Most Wasted Food Comes from Our Kitchens
We do not consume everything we grow. This includes inedible parts of fruits and vegetables. It also includes food that retailers receive but do not sell, as well as food prepared by restaurants and homes that goes uneaten.
The non-profit organization ReFed defines this as surplus food in its report published in 2023.
ReFed mentions that while some surplus food is unavoidable, a significant portion of it is preventable. This portion, which can still be consumed, is referred to as food waste.
The growing problem of surplus food
According to the report, 38% of all food grown in America goes unsold or uneaten, and most of this food is wasted. In 2021, surplus food cost Americans $444 billion, with approximately 70% ($310 billion) attributed to food waste.
When we send food to a compost bin or a landfill instead of consuming it, we waste all the resources required to produce, transport, and store that food.
The report states that surplus food in the U.S. is responsible for 6% of the country's greenhouse gas emissions, utilizes 22% of all freshwater resources, and contributes 24% of landfill inputs.
This is happening at a time when 1 in 10 Americans experiences food insecurity, meaning they lack access to sufficient, affordable, nutritious, and culturally appropriate food.
Most of the surplus food occurs in our homes
Throughout the supply chain, surplus food is a prevalent problem, occurring in farms, manufacturing, and businesses such as retailers, restaurants, and homes.
Homes, in particular, are responsible for approximately 50% of all surplus food. Most of the food waste happens at homes due to unplanned purchasing, which can lead to over-purchasing and wastage.
Sometimes, we are swayed by "buy more, save more" labels and end up buying things in bulk, only to realize later that we don't actually need them. There is also a lot of misunderstanding around expiry dates, resulting in the disposal of perfectly edible food.
Reducing food waste is a simple and impactful way to positively affect the planet, and we can make a big impact right in our kitchen.

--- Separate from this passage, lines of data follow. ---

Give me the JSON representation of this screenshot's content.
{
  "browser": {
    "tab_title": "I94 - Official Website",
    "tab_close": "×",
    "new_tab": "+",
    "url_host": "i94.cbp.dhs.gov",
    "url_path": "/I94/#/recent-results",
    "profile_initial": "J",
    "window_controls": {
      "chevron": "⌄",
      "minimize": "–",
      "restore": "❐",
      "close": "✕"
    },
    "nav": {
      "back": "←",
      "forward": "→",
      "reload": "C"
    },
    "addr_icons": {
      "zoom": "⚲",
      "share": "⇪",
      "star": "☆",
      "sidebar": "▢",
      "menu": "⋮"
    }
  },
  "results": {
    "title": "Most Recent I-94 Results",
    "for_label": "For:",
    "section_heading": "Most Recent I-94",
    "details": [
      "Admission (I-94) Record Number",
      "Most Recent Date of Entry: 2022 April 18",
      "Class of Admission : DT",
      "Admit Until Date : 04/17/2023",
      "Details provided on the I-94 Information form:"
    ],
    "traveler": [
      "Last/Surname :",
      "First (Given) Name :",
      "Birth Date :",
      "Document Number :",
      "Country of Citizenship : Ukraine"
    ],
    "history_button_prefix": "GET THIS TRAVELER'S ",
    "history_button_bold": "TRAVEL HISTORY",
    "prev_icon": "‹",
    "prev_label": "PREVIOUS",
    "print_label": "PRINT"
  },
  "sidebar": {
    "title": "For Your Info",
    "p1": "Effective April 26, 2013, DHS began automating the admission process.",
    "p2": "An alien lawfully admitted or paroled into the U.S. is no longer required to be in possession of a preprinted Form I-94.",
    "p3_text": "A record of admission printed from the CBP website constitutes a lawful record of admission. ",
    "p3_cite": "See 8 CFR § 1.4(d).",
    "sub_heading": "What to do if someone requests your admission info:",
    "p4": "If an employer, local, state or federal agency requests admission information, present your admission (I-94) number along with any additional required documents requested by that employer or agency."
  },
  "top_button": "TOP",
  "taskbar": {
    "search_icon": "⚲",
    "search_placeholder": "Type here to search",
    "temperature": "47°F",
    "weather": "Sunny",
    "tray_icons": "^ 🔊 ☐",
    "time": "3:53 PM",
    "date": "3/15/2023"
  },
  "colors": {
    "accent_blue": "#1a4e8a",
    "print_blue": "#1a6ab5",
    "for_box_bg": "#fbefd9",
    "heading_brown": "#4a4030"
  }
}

When food does go bad, dealing with food waste through composting is an ideal approach, as putting it in landfills releases methane. However, not everyone has access to municipal composting. If you're new to composting, you can check out Commons' Guide to Composting.